While studies on renewable energy in Albania by National Agency for Natural Resources favor the installation of solar panels in Shkodra, Shëngjin, Kavajë, Fier, Vlorë and Sarandë due to the high average of solar radiation.
On the other hand, Albania has great potential for the development of wind energy.
“Even though some permits have been granted, no wind farm has been built in Albania at the moment,” says Enerjan Gremi, an engineer and designer in the field of renewable energy, for Faktoje.
Gremi adds that the main cause of this situation in Albania is the bureaucratic procedures.
“If for a photovoltaic project you have the land and continue the project, for a wind turbine you have many problems. You have to get a lease agreement with the land owner and this process is long and difficult. Therefore, to avoid this type of bureaucracy, the greatest convenience for investors would be for the auxiliary permit to be provided to the companies by the authorities.” – he emphasizes.
Eduart Gjokutaj, a knowledgeable specialist of the energy sector, at the same time an expert at ALTAX , a research and information center, says that the diversification of the energy production market should have already been in its consolidated investment stages.
“All the approved legislation is de facto ineffective and has not met any objectives, according to a preliminary monitoring we have done on the performance of regulatory policies. Meanwhile, at a time when the energy crisis does not allow the comfort of a weak performance as it is today, it is necessary to fill all the deficiencies and gaps of the regulatory and technical framework, with the aim of creating the necessary infrastructure for the rapid growth of investments for new renewable energy.” – emphasizes Gjokutaj for Faktoje.

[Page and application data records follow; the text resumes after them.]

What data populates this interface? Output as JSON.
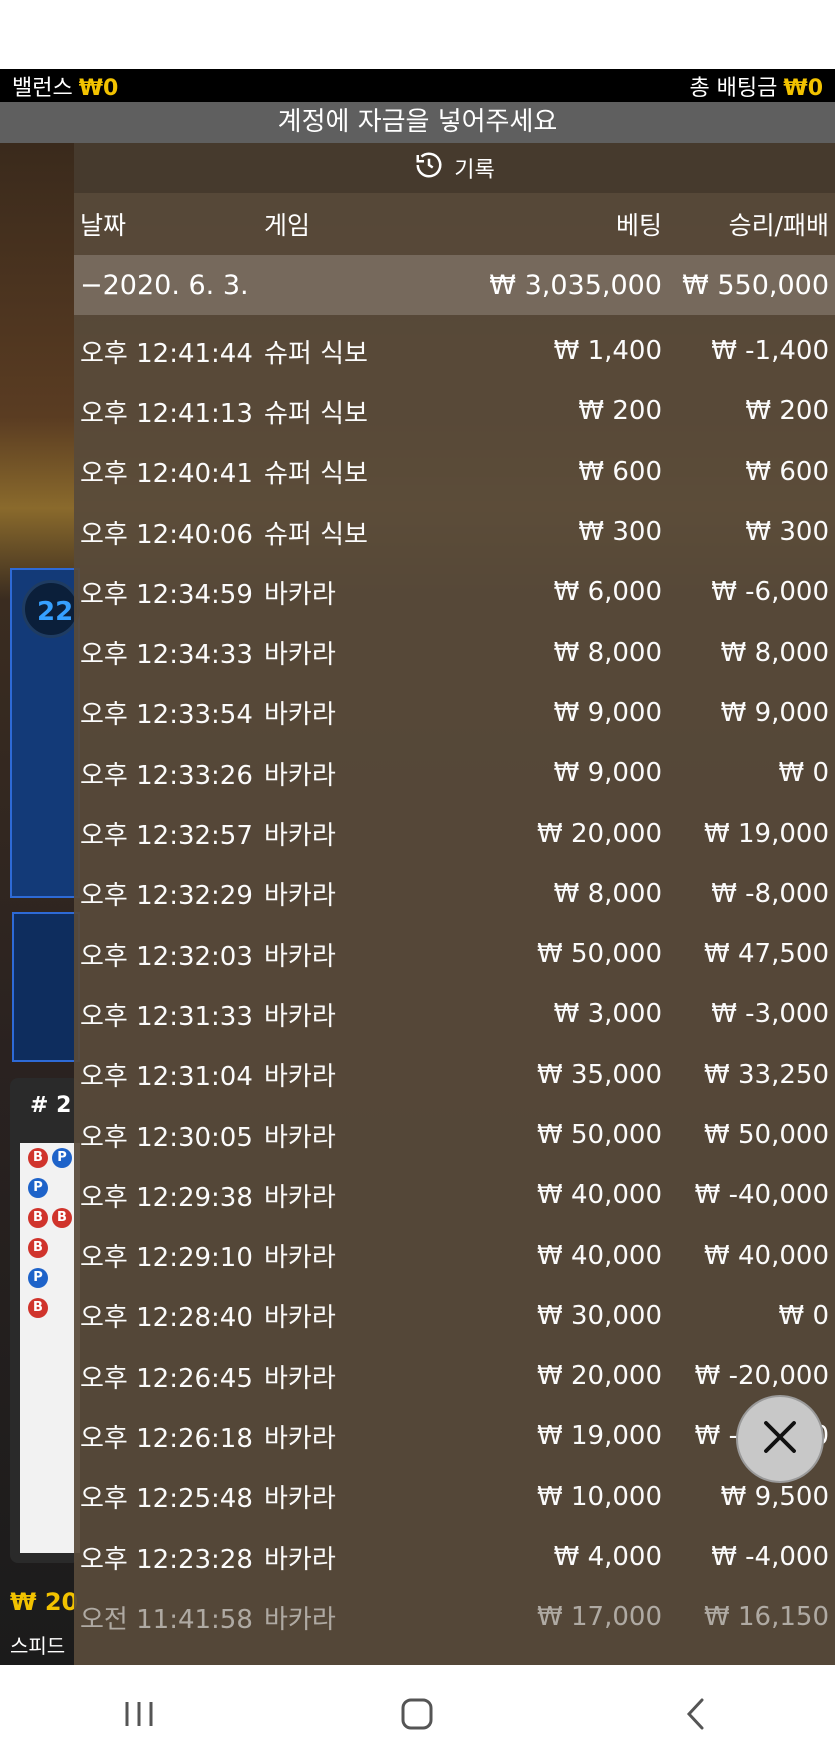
{
  "topbar": {
    "balance_label": "밸런스",
    "balance_amount": "₩0",
    "total_bet_label": "총 배팅금",
    "total_bet_amount": "₩0"
  },
  "notice": "계정에 자금을 넣어주세요",
  "background": {
    "round_number": "22",
    "hash": "# 2",
    "bottom_amount": "₩ 20",
    "bottom_text": "스피드"
  },
  "history": {
    "title": "기록",
    "columns": {
      "date": "날짜",
      "game": "게임",
      "bet": "베팅",
      "result": "승리/패배"
    },
    "date_group": {
      "date": "−2020. 6. 3.",
      "bet_total": "₩ 3,035,000",
      "result_total": "₩ 550,000"
    },
    "rows": [
      {
        "time": "오후 12:41:44",
        "game": "슈퍼 식보",
        "bet": "₩ 1,400",
        "result": "₩ -1,400"
      },
      {
        "time": "오후 12:41:13",
        "game": "슈퍼 식보",
        "bet": "₩ 200",
        "result": "₩ 200"
      },
      {
        "time": "오후 12:40:41",
        "game": "슈퍼 식보",
        "bet": "₩ 600",
        "result": "₩ 600"
      },
      {
        "time": "오후 12:40:06",
        "game": "슈퍼 식보",
        "bet": "₩ 300",
        "result": "₩ 300"
      },
      {
        "time": "오후 12:34:59",
        "game": "바카라",
        "bet": "₩ 6,000",
        "result": "₩ -6,000"
      },
      {
        "time": "오후 12:34:33",
        "game": "바카라",
        "bet": "₩ 8,000",
        "result": "₩ 8,000"
      },
      {
        "time": "오후 12:33:54",
        "game": "바카라",
        "bet": "₩ 9,000",
        "result": "₩ 9,000"
      },
      {
        "time": "오후 12:33:26",
        "game": "바카라",
        "bet": "₩ 9,000",
        "result": "₩ 0"
      },
      {
        "time": "오후 12:32:57",
        "game": "바카라",
        "bet": "₩ 20,000",
        "result": "₩ 19,000"
      },
      {
        "time": "오후 12:32:29",
        "game": "바카라",
        "bet": "₩ 8,000",
        "result": "₩ -8,000"
      },
      {
        "time": "오후 12:32:03",
        "game": "바카라",
        "bet": "₩ 50,000",
        "result": "₩ 47,500"
      },
      {
        "time": "오후 12:31:33",
        "game": "바카라",
        "bet": "₩ 3,000",
        "result": "₩ -3,000"
      },
      {
        "time": "오후 12:31:04",
        "game": "바카라",
        "bet": "₩ 35,000",
        "result": "₩ 33,250"
      },
      {
        "time": "오후 12:30:05",
        "game": "바카라",
        "bet": "₩ 50,000",
        "result": "₩ 50,000"
      },
      {
        "time": "오후 12:29:38",
        "game": "바카라",
        "bet": "₩ 40,000",
        "result": "₩ -40,000"
      },
      {
        "time": "오후 12:29:10",
        "game": "바카라",
        "bet": "₩ 40,000",
        "result": "₩ 40,000"
      },
      {
        "time": "오후 12:28:40",
        "game": "바카라",
        "bet": "₩ 30,000",
        "result": "₩ 0"
      },
      {
        "time": "오후 12:26:45",
        "game": "바카라",
        "bet": "₩ 20,000",
        "result": "₩ -20,000"
      },
      {
        "time": "오후 12:26:18",
        "game": "바카라",
        "bet": "₩ 19,000",
        "result": "₩ -19,000"
      },
      {
        "time": "오후 12:25:48",
        "game": "바카라",
        "bet": "₩ 10,000",
        "result": "₩ 9,500"
      },
      {
        "time": "오후 12:23:28",
        "game": "바카라",
        "bet": "₩ 4,000",
        "result": "₩ -4,000"
      },
      {
        "time": "오전 11:41:58",
        "game": "바카라",
        "bet": "₩ 17,000",
        "result": "₩ 16,150"
      }
    ]
  },
  "icons": {
    "history": "history-clock-icon",
    "close": "close-icon",
    "nav_recents": "recents-icon",
    "nav_home": "home-icon",
    "nav_back": "back-icon"
  }
}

One of the main objectives of Albania within the Energy Community Treaty is related to renewable energy. By 2020, Albania should meet 38% of its energy needs from renewable sources.
However, the latest annual report of the Secretariat of the Energy Community notes that the 38% target was unilaterally extended until the end of 2021. Despite the postponement, Albania still failed to achieve this objective, but this did not prevent the government from increasing its ambitions through long-term plans and strategies.
Screenshot from the Annual Report of the Energy Secretariat (November 2021)
From the 42% that was the goal set in the National Energy Strategy 2018-2020, recently, in a National Plan for Energy and Climate, the government pledges that by 2030 it will manage to provide 54% of energy consumption from renewable sources. The main pillar of this objective is the photovoltaic parks, especially the operation of Spitalla and Karavasta solar parks.
Diversification of energy sources is one of the main tasks that Albania has on its path to integration. The EU 2021 progress report, recommends Albania among others in its energy chapter, to continue diversifying sources of electricity production beyond hydro sources.